The bill, entitled the “Brooks Wall Timely Acquisition ofBraille and Large Print Textbooks Act of 2002,” directs schooldistricts to get books for visually and hearing impaired studentsbefore June 1 of each year. The bill has been directed to theSenate Education and Appropriations committees.

Regarding his classroom situation, Mrs. Wall said her son, anA-B student, “falls through the cracks” between being totally blindand being able to see fully. While he can’t get a driver’s license,Brooks sees well enough to be put in a regular classroom, shesaid.

In the past, Mrs. Walls said the family accepted the textbooksituation with the hope that it would get better the next year oron the belief that, because Brooks was the only one, he was beingoverlooked regarding the book purchases.
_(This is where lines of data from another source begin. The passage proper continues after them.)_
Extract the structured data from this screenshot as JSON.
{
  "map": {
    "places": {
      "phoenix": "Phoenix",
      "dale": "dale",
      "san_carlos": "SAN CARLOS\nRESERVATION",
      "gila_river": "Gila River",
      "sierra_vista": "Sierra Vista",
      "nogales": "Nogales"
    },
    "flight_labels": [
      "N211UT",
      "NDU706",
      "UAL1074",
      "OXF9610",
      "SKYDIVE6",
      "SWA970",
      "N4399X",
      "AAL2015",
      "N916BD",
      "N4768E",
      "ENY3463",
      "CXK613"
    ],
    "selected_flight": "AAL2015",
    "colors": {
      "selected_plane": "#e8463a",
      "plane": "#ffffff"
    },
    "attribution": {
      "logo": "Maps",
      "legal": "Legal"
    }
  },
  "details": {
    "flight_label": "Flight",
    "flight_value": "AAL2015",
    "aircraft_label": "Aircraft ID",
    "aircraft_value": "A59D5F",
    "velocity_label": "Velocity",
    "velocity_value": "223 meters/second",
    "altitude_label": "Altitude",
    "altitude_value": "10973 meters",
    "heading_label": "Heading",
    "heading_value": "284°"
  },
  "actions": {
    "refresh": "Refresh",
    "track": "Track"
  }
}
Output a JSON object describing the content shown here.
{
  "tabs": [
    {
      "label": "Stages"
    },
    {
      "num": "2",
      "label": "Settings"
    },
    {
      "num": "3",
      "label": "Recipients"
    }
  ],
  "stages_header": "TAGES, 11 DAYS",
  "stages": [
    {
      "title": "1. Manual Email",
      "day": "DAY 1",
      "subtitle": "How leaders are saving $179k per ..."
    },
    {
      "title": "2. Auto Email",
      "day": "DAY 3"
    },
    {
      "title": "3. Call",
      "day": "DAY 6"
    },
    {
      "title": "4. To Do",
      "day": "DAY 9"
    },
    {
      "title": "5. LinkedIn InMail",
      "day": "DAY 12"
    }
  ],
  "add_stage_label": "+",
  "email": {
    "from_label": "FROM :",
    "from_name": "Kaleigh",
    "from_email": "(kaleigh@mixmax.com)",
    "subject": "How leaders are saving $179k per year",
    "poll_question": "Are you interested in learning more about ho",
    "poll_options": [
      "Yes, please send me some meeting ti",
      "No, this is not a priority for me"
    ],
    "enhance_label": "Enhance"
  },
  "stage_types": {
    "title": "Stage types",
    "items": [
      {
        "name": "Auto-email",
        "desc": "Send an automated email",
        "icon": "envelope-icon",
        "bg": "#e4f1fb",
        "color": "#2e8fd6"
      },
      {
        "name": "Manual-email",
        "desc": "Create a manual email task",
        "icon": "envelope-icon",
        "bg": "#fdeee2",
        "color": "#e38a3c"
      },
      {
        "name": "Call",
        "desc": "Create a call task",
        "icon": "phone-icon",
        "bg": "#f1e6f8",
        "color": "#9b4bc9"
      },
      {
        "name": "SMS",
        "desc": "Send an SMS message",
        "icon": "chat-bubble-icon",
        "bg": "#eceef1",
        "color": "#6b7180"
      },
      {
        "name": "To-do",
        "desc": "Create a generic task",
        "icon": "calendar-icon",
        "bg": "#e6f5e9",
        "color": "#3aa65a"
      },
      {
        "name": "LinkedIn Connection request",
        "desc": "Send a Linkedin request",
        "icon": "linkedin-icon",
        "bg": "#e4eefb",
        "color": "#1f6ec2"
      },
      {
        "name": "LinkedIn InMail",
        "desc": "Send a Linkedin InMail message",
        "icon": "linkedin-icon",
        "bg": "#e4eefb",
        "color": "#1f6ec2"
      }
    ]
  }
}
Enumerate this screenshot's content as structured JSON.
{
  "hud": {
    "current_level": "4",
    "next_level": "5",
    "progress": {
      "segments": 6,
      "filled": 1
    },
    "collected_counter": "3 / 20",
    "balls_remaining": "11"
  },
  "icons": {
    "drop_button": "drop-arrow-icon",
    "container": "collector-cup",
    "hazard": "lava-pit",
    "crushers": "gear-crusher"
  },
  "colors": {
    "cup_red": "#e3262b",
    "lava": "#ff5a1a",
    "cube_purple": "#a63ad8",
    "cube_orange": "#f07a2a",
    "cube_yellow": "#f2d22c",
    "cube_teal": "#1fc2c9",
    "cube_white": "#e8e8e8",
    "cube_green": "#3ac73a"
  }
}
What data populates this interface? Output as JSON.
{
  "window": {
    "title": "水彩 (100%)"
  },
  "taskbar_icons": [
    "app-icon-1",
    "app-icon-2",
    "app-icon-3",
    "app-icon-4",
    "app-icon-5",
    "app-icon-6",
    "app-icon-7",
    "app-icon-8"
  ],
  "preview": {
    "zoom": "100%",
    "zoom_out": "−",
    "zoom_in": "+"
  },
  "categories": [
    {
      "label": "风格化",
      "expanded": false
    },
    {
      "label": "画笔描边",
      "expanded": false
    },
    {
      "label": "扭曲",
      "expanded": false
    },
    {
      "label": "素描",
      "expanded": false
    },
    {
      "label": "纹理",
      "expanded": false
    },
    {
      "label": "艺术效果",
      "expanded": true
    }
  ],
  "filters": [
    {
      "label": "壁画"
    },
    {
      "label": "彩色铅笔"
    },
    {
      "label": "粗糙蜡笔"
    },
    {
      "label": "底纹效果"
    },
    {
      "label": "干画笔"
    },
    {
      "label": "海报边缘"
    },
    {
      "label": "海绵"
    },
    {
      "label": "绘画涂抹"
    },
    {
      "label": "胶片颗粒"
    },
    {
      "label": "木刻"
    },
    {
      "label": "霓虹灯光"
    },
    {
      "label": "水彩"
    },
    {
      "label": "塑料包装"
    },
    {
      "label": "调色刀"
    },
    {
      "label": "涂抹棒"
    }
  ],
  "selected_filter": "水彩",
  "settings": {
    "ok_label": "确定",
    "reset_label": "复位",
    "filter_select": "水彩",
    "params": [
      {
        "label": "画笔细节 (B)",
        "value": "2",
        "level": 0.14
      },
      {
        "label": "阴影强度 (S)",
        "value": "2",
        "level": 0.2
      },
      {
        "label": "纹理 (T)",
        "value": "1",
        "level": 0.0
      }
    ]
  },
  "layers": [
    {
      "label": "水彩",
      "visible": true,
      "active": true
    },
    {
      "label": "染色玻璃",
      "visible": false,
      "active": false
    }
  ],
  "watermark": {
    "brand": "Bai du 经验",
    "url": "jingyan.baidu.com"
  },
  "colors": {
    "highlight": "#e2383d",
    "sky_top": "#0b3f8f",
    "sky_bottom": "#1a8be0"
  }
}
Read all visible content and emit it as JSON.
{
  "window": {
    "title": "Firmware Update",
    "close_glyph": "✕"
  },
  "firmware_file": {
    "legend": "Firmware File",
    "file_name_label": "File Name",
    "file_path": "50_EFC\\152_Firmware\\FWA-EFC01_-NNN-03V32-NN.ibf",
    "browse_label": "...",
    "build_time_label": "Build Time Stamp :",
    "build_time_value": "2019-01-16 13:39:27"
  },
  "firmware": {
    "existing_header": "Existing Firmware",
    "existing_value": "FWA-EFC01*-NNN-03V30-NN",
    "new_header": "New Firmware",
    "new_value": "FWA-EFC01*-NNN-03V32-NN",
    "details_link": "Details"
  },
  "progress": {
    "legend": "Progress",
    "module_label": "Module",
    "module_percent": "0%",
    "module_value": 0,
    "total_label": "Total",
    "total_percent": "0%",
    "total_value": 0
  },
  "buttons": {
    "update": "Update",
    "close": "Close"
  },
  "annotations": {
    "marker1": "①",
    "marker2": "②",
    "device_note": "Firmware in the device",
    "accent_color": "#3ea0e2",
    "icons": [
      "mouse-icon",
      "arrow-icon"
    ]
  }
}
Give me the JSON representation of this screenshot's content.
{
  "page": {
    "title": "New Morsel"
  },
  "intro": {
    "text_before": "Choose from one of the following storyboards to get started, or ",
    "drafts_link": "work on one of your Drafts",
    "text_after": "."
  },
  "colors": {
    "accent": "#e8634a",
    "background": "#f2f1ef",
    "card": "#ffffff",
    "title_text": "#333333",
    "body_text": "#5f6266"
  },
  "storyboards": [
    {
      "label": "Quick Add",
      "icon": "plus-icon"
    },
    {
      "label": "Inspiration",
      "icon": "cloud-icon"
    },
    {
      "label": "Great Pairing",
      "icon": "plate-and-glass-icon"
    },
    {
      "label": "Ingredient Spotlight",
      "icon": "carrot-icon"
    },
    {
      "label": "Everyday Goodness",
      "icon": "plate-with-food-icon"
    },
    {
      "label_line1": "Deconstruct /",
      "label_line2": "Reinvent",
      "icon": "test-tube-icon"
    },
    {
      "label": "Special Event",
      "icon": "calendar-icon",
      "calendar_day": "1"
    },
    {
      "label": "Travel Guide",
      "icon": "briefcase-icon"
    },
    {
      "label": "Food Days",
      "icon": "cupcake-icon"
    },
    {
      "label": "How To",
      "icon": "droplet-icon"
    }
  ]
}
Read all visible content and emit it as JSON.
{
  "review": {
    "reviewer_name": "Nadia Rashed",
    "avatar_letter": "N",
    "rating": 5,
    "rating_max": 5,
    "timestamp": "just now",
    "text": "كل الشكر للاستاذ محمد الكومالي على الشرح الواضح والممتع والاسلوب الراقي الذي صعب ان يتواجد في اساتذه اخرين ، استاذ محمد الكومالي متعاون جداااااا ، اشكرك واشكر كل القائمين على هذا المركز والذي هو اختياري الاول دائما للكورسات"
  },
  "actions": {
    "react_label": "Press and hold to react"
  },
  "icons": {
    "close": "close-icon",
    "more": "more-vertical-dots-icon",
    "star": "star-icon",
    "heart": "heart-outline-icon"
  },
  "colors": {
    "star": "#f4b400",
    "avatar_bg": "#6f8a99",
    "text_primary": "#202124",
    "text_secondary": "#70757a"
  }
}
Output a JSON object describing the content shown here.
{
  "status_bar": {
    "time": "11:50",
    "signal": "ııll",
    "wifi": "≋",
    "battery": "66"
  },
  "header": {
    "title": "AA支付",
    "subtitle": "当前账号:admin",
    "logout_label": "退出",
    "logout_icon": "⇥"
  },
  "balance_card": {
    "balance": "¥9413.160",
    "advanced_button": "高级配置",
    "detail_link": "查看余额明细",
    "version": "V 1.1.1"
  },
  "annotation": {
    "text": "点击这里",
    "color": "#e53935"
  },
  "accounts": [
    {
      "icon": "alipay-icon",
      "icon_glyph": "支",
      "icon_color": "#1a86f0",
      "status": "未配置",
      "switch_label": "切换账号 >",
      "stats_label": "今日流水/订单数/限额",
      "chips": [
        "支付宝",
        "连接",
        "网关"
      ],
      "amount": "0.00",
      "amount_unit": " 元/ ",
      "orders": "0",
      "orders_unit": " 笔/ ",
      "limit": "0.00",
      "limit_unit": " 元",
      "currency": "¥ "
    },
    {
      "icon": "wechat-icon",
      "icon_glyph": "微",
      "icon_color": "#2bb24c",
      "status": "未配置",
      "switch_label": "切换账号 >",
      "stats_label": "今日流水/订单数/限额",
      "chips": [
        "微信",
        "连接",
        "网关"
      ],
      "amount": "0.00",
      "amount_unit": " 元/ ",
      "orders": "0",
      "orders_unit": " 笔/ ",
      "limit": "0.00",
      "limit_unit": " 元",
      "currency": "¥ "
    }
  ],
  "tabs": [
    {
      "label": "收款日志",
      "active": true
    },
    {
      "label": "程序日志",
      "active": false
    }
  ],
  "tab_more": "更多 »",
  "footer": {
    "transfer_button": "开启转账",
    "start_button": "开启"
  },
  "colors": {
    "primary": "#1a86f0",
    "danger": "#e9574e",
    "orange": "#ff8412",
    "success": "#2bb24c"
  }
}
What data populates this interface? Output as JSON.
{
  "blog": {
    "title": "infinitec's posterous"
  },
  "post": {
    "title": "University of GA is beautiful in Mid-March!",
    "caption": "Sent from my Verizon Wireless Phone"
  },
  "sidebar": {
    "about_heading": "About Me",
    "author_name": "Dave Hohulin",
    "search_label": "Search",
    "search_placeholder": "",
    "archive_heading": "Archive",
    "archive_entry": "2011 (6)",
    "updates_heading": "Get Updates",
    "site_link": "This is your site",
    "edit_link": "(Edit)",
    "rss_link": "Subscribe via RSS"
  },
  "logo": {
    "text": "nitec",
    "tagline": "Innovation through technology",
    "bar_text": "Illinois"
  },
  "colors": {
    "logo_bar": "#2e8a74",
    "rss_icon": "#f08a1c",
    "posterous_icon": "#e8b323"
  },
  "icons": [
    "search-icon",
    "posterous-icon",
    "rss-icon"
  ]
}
Mrs. Wall, who works inthe Lawrence County School District administration office, foundout that was not the case, and that there was a breakdown in thelaw over funding and when the books could be ordered.

“It takes so long to get them, you’re almost half way into thenext year,” Mrs. Wall said.

Citing statewide statistics, Hyde-Smith said there are 114students who need large print textbooks and 12 who need brailletextbooks for their classes.

“The reason nothing’s been done is because there’s so few outthere,” Hyde-Smith said about why the situation has not beenaddressed sooner.

Mrs. Wall said her husband, Ford, and Hyde-Smith spoke to stateeducation leaders about the situation and about seeking a change inthe law over book procurement.

“We are very thankful she’s taken an interest in Brooks,” Mrs.Wall said about Hyde-Smith.

With her son being a junior, Mrs. Wall said it is almost toolate to help him. However, she was optimistic the bill will helpother visually impaired students in the future.

“This bill will help them,” Mrs. Wall said. “We’re excited aboutthat.”